By NRRC Staff
This is the second in a series of posts on aspects of successful reentry. Each post will include curated resources related to the featured reentry topic.
Thinking on Reentry Has Evolved
The Second Chance Act (SCA) was signed into law in April 2008—10 years ago this month, which has been named “Second Chance Month” by President Trump. Passed with bipartisan support, SCA helps state, local, and tribal governments and nonprofit organizations in their work to reduce recidivism and improve outcomes for people returning to their communities from state and federal prisons, local jails, and juvenile facilities. The 10th anniversary of the passage of SCA is an opportune moment to reflect on the changes in criminal justice policy and practice that have taken place over time. One of the most significant developments in recent years has been a fundamental shift in thinking about reentry. Today, there is widespread agreement that, to be successful in the long term, the reentry process should begin at the time a person is incarcerated, rather than at the time of release into the community.
- Making People’s Transition from Prison and Jail to the Community Safe and Successful: A Snapshot of National Progress in Reentry
Reentry Includes a Breadth of Services
Reentry has also come to be seen as encompassing a broad range of service areas, including employment support; mental health and substance addiction treatment; housing assistance; parenting and family programming; mentoring; and specialized programs for youth who are in contact with the criminal and juvenile justice systems. SCA funds these crucial services, with the recognition that successful reentry increases public safety, saves taxpayer dollars, and contributes to the well-being and stability of communities. Since its passage, SCA has supported more than 840 grants to fund reentry programs, as well as system improvements such as enhanced data collection and staff training to help jurisdictions better address the needs of people who are incarcerated.
Science of Recidivism Reduction Is Better Understood
The science on what works to reduce recidivism has advanced considerably over the last 20 years. Previously, everyone placed under parole or probation supervision received the same type of supervision, but it is now commonly understood that each person has a distinct criminogenic risk and needs profile. To be most effective at reducing recidivism, research has shown that supervision and treatment should have an individualized approach that aims to change criminal thinking, increase prosocial relationships and activities, address substance addictions, and ensure a stable living environment. For youth, programs and supervision should also be tailored to reflect the distinct developmental needs of adolescents. In addition to funding grant programs, SCA also established the National Reentry Resource Center (NRRC) to provide information and guidance on evidence-based and proven practices in reentry.
- Webinar: Risk-Need-Responsivity 101

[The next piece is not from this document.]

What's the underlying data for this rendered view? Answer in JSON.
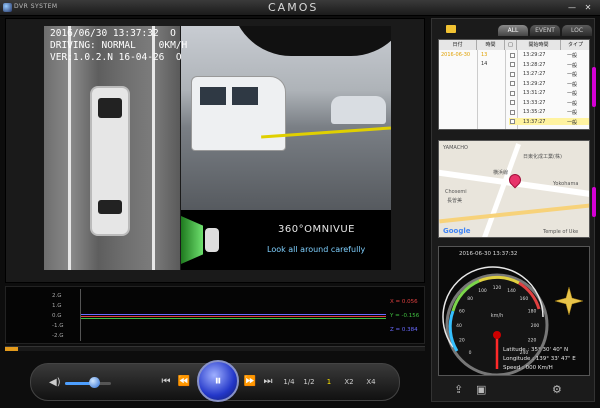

- Core Principles for Reducing Recidivism and Improving Other Outcomes for Youth in the Juvenile Justice System
Evidence-Based Policies Are More Common
While a gap still exists between evidence and routine policy and procedure, states and localities are increasingly translating research into practice and seeing results. An Urban Institute evaluation of two SCA-funded reentry programs at the Allegheny County Jail in Pennsylvania found that both programs reduced rearrest rates. Another study by the Minnesota Department of Corrections found that participation in SCA-funded reentry programs in two Minnesota state prisons significantly lowered the risk of supervised release revocations and reconvictions—by 28 and 43 percent, respectively. Furthermore, many states have seen reductions in recidivism rates in recent years and have attributed their success to shifting practice toward what research shows works to reduce recidivism.
Business Community Is Engaged
As these advances in the field have occurred, constituencies outside of the justice system have also embraced the goal of helping people succeed after incarceration. Increasingly, business leaders and workforce development professionals are recognizing how fair access to job opportunities benefits both businesses and prospective employees—prominent employers such as Best Buy, CVS Health, Facebook, PepsiCo, and the Johns Hopkins Health System have promoted hiring people who have criminal records as sensible business practice. In communities across the country, the NRRC has helped local leaders host more than 50 business engagement events in order to explore ways to reduce barriers to employment for people who have criminal records.